  -  -  -  -  -  -  -  -  -  -  -  -  -  -  -  -  -  -  -  -  -  -  -  -  -  -  -  -  -  -  -  -  -  -  -  -  -  -

New comments are now closed on this article
Comments 6
Sorted by:  Date | Recommended
AnnA Rushton | 5:40 pm, March 31st, 2022

Heather we are very sorry to hear this and no progesterone cannot make your situation worse, as it is the hormone which opposes the excess oestrogen and which is linked to endometriosis.

Heather | 5:25 pm, March 16th, 2022

I wonder if you can advise me, please, as I’m really flummoxed about what best to do. Two attempts were made to give me a full hysterectomy in 2008. The last attempt was a challenge but was successful. Stage 4 endometriosis meant every organ in my pelvis was glued together each time the surgeon when in to operative, so the hysterectomy couldn’t be completed until later that year. I had a chocolate cyst , polycystic ovaries & a massive infected pelvic abscess. I was advised never to go back on HRT, which I was told had exacerbated the endometriosis as I was most likely oestrogen dominant. I am now 64 and trying natural progesterone cream. Is this likely to cause an increase of what may be left of endometriosis inside my pelvis (if all couldn’t be removed) and could it inflame painful adhesions, which have developed since?. I hope you can help please as my GP has only said that I would have to have further surgery to remove the painful adhesions which would continue to come back. I am in a lot of pain and contacting you is a last resort because the GP has made me feel very anxious. Thank you.

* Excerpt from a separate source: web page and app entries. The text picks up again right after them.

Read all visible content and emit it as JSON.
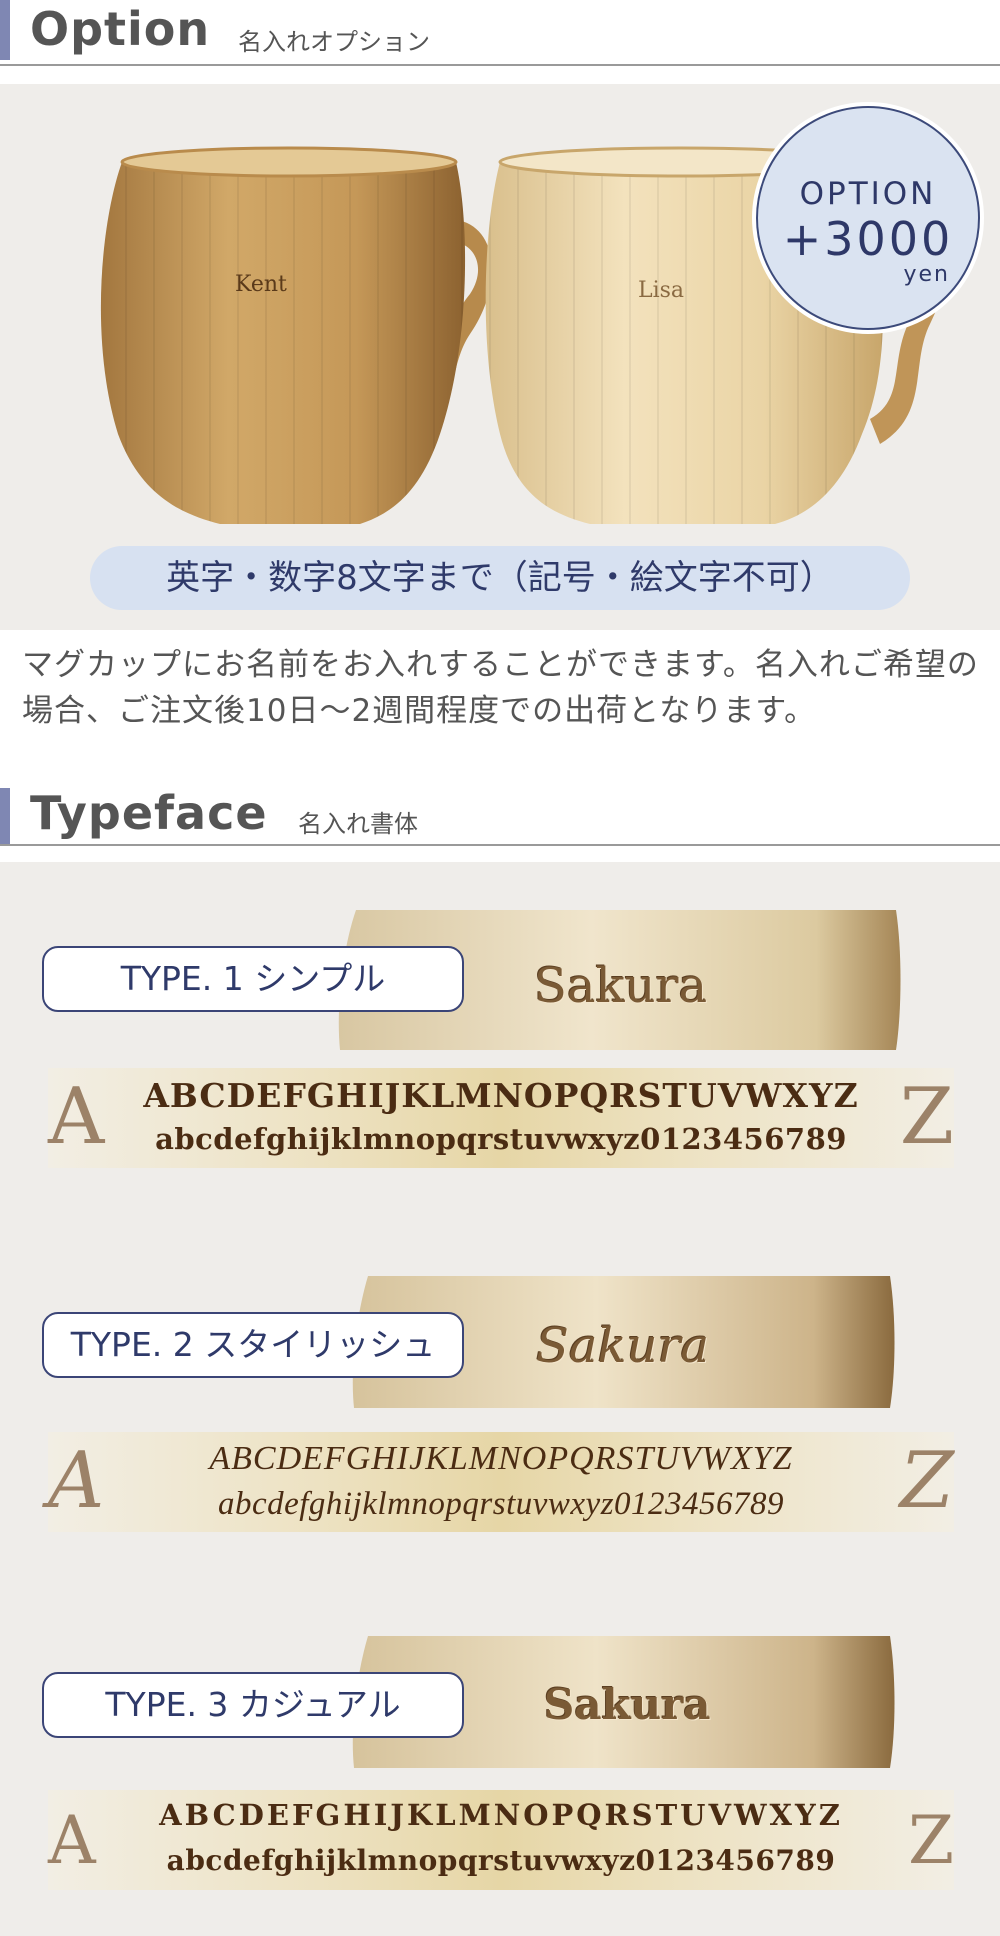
{
  "option_section": {
    "title": "Option",
    "subtitle": "名入れオプション",
    "badge": {
      "line1": "OPTION",
      "line2": "+3000",
      "line3": "yen"
    },
    "mug_names": [
      "Kent",
      "Lisa"
    ],
    "limit_note": "英字・数字8文字まで（記号・絵文字不可）",
    "description": "マグカップにお名前をお入れすることができます。名入れご希望の場合、ご注文後10日〜2週間程度での出荷となります。"
  },
  "typeface_section": {
    "title": "Typeface",
    "subtitle": "名入れ書体",
    "types": [
      {
        "label": "TYPE. 1 シンプル",
        "sample": "Sakura",
        "big_a": "A",
        "big_z": "Z",
        "uppercase": "ABCDEFGHIJKLMNOPQRSTUVWXYZ",
        "lowercase": "abcdefghijklmnopqrstuvwxyz0123456789"
      },
      {
        "label": "TYPE. 2 スタイリッシュ",
        "sample": "Sakura",
        "big_a": "A",
        "big_z": "Z",
        "uppercase": "ABCDEFGHIJKLMNOPQRSTUVWXYZ",
        "lowercase": "abcdefghijklmnopqrstuvwxyz0123456789"
      },
      {
        "label": "TYPE. 3 カジュアル",
        "sample": "Sakura",
        "big_a": "A",
        "big_z": "Z",
        "uppercase": "ABCDEFGHIJKLMNOPQRSTUVWXYZ",
        "lowercase": "abcdefghijklmnopqrstuvwxyz0123456789"
      }
    ]
  },
  "colors": {
    "accent_bar": "#7f87b3",
    "navy": "#2f3a6a",
    "panel_bg": "#efedea",
    "pill_bg": "#d7e1f1"
  }
}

AnnA Rushton | 10:18 pm, August 6th, 2019

Cheryl Please email for individual help with your symptoms as they will be able to go into more detail than is possible here.

Cheryl | 10:56 am, August 5th, 2019

Had a hysterectomy in 2010, still have ovaries and been on menopause for around 2 yrs have family history of breast cancer – great nan and great great aunts both died of this and now my mum diagnosed so been told can’t have HRT and also some of the natural remedies contain soya which can pose a risk?

AnnA Rushton | 4:45 pm, August 9th, 2015

Lily you do need to discuss this further with your doctors but women do need both progesterone and oestrogen to protect their bones and certainly progesterone to protect the heart. If your doctors do take you off HRT you would be best with a bioidentical combination cream such as 20-1 to help with the withdrawal symptoms.

lily | 6:58 pm, August 8th, 2015

what About someone who has had historecomy where everything was removed at the age of 26 1965 was not put on any hormones. then in 1974 was put on premarin and has been on it ever since. but since I moved the new doctors say I don’t need it .Im afraid to stop it . I think It has kept my from heart problems and bone problems but it is very expensive.I’m 77 yrs old .

About Us
Contact Us
The Team
Terms of Use  © 
Learn more about Serenity Natural Progesterone Cream Learn more about Serenity Natural Progesterone Cream